#### [Dataset entries]
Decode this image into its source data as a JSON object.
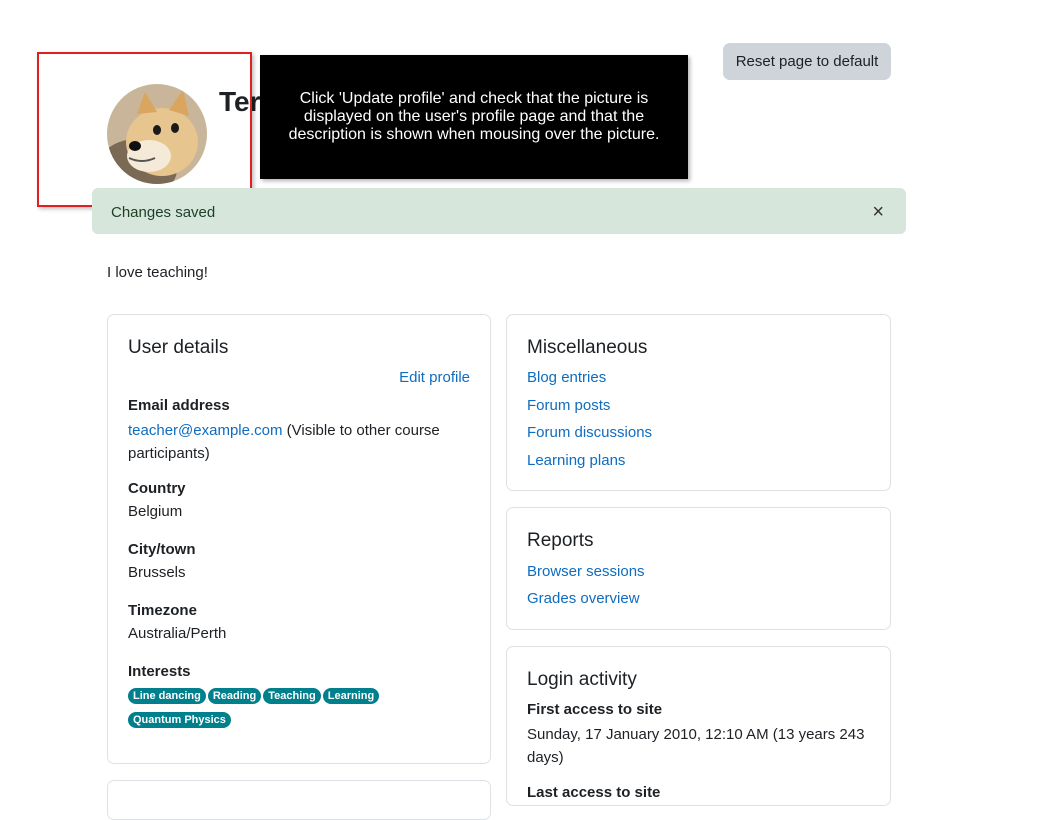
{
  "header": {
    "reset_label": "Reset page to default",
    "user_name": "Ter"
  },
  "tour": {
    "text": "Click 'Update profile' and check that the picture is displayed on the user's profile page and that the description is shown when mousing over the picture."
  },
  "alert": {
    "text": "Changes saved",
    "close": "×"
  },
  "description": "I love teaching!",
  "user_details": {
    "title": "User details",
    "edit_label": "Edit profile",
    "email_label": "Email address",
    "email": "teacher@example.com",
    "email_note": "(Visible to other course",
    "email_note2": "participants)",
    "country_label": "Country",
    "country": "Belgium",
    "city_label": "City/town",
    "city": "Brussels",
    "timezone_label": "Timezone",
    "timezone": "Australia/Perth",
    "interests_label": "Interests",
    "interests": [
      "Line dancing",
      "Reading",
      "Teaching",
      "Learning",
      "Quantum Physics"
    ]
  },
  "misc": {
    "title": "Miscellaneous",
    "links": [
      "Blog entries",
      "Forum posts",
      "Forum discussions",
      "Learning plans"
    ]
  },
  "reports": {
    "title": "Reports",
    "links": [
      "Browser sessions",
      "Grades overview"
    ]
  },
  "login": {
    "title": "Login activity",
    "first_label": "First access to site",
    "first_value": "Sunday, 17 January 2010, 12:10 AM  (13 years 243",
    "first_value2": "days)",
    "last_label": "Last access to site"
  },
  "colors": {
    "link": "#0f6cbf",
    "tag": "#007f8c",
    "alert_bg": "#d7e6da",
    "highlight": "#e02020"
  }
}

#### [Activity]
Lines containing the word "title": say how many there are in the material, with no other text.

#### [Solution to this task]
4